» **WHAT IS BEING ASKED**: Report every line below that holds the word "badge".
----------------
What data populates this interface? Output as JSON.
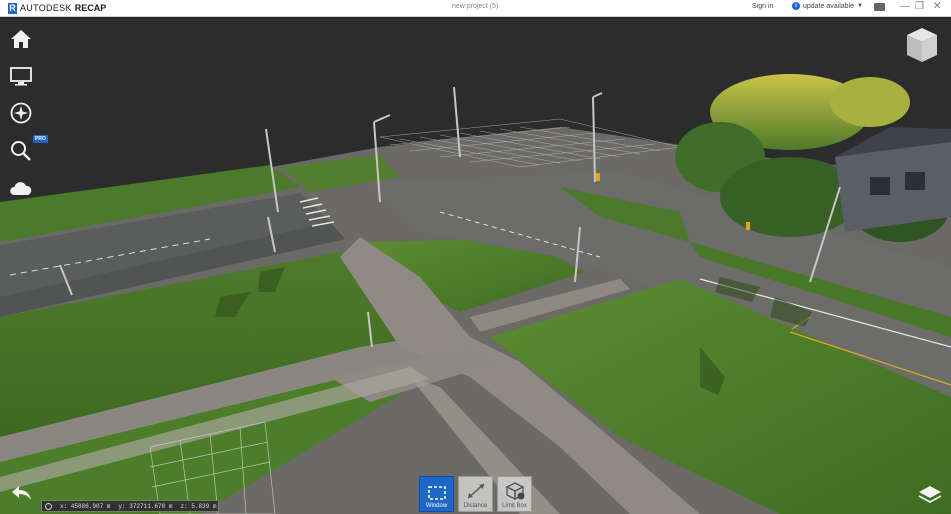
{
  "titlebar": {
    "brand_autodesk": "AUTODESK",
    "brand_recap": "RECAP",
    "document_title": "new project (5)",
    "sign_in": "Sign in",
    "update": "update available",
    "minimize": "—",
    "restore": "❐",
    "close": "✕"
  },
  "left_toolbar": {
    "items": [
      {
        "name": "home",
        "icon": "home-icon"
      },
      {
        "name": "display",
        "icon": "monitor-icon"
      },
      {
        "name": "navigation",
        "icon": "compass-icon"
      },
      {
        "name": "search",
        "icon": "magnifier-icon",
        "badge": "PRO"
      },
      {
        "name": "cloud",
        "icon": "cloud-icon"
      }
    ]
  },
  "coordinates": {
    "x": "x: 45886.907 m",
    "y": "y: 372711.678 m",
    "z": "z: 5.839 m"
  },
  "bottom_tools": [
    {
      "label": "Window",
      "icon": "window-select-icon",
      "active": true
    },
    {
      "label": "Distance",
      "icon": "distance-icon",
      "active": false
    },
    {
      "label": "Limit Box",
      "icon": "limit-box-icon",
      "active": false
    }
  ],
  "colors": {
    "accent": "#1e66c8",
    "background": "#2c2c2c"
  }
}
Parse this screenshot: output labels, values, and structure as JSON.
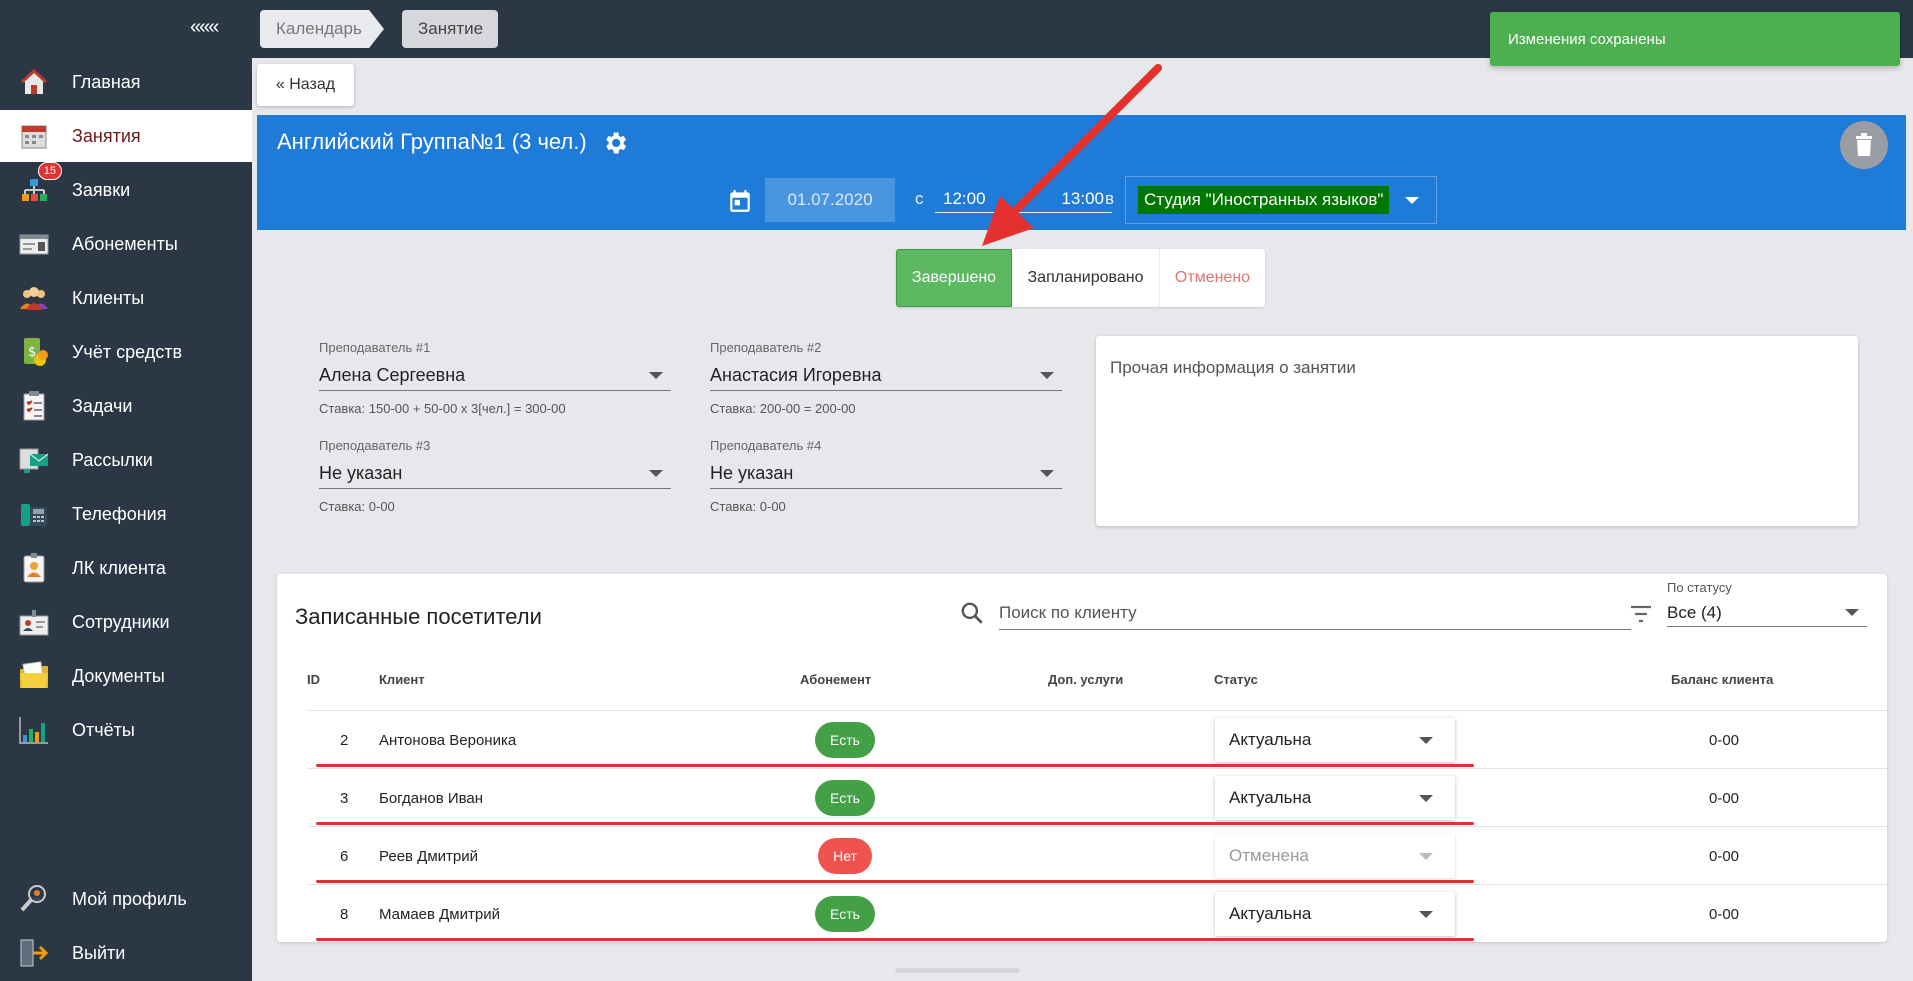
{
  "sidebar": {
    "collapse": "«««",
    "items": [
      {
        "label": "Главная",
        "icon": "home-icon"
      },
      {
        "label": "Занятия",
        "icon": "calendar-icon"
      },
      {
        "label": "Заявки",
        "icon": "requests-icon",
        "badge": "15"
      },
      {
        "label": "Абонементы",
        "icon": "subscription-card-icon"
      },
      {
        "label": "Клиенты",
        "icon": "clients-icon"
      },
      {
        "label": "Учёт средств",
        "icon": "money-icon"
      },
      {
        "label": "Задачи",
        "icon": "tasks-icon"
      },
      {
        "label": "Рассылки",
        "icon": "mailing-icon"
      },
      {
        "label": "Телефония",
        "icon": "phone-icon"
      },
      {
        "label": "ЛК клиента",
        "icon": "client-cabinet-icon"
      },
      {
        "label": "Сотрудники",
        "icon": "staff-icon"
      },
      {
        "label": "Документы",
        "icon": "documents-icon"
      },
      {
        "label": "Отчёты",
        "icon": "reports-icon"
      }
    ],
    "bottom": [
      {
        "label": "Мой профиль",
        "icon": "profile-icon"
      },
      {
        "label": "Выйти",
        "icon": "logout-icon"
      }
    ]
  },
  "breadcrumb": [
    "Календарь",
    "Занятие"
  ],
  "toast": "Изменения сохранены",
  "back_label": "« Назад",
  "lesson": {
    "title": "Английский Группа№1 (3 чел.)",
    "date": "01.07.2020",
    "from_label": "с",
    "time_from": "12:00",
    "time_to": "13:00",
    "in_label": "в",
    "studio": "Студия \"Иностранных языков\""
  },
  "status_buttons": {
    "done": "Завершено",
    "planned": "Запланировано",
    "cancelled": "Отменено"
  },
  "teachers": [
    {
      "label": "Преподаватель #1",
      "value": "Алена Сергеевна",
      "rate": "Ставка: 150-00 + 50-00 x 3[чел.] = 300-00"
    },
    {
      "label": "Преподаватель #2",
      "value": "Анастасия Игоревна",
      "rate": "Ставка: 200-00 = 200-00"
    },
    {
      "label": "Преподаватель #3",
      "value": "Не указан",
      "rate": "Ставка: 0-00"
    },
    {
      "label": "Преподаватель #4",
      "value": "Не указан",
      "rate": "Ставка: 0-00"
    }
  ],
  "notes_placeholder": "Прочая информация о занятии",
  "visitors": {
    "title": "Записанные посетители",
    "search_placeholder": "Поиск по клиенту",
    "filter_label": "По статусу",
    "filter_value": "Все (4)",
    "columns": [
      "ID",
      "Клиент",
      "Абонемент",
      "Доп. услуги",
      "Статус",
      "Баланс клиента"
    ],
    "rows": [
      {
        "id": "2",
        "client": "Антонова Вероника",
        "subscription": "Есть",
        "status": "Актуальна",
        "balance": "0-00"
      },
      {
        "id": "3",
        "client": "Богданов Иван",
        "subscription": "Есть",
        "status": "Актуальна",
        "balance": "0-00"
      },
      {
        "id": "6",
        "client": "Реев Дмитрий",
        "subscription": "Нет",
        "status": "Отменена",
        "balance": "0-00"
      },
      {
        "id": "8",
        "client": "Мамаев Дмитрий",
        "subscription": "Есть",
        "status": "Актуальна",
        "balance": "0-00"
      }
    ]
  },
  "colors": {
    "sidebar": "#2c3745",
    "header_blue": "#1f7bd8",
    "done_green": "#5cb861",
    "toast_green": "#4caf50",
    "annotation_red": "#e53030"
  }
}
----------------
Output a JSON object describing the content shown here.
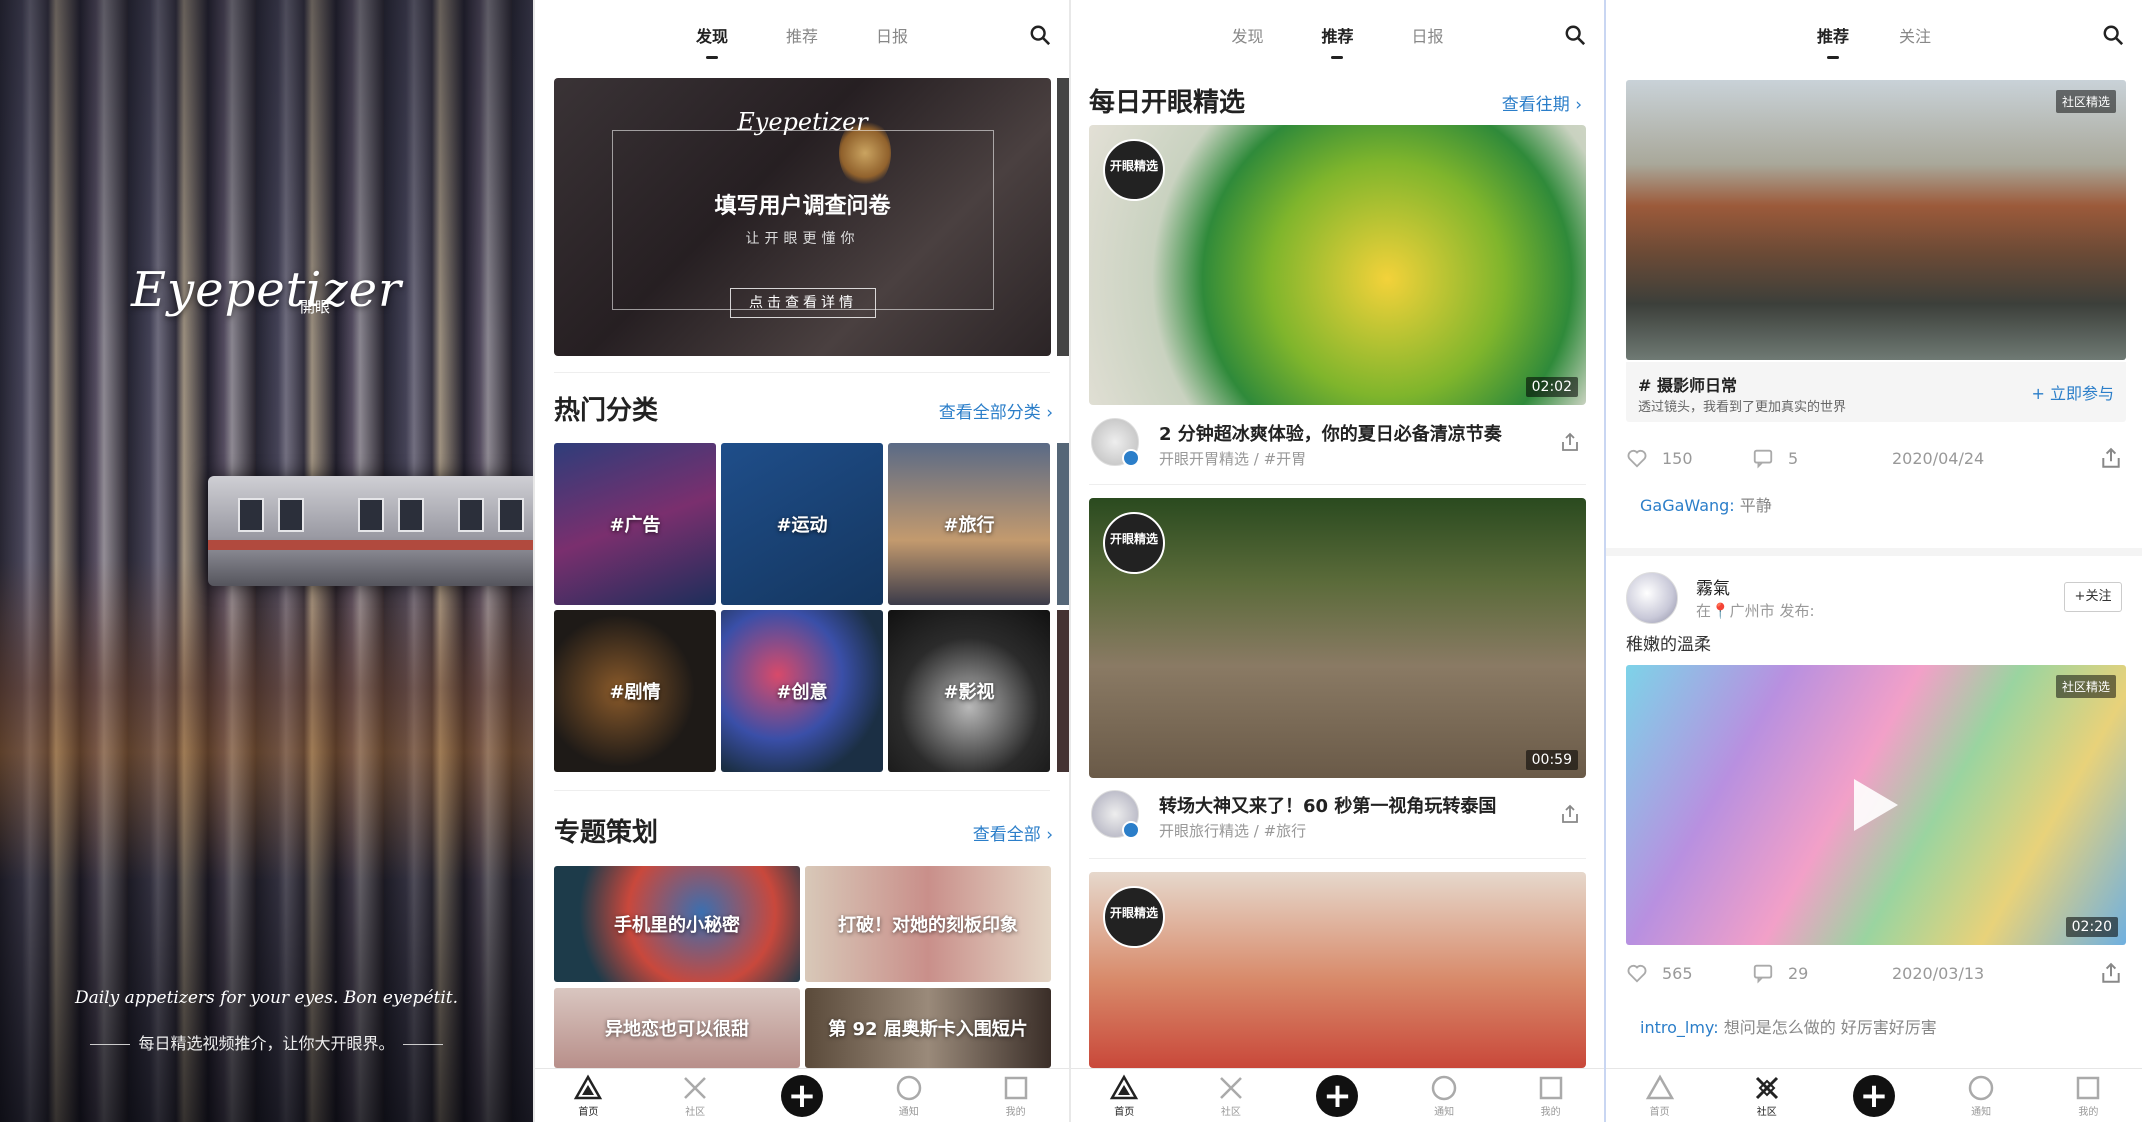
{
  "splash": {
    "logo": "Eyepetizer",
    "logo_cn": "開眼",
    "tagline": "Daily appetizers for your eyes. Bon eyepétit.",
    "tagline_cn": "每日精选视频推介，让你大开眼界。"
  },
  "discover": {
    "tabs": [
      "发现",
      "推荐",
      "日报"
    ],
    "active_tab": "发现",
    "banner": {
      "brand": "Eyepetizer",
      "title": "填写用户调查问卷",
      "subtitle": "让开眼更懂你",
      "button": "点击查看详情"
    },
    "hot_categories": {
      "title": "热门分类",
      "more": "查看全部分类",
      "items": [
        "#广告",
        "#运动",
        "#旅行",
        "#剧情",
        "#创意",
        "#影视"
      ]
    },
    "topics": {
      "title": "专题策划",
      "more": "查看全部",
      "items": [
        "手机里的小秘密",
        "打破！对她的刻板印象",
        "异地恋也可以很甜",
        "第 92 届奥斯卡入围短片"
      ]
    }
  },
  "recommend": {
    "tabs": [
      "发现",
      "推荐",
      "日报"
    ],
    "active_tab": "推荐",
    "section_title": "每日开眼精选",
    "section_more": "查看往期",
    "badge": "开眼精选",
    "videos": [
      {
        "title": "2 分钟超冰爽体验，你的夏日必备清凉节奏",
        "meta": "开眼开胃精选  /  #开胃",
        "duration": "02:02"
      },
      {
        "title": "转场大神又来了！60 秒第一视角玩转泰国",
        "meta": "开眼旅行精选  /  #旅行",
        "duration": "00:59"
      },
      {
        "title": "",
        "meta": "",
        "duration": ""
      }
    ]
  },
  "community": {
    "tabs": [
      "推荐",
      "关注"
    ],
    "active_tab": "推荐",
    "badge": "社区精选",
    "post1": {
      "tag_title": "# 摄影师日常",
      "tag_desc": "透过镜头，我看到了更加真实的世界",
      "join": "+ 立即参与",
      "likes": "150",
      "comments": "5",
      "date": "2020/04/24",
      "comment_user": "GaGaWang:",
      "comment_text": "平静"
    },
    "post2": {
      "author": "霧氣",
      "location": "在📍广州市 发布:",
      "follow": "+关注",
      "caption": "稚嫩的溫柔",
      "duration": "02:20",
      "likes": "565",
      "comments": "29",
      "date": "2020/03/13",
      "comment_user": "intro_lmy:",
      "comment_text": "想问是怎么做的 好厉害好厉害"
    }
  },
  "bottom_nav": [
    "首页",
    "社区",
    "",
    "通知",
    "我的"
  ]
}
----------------
» **EXERCISE OUTPUT**:
        "badge": "PRO"
        "badge": "15"
    "badge": "开眼精选",
    "badge": "社区精选",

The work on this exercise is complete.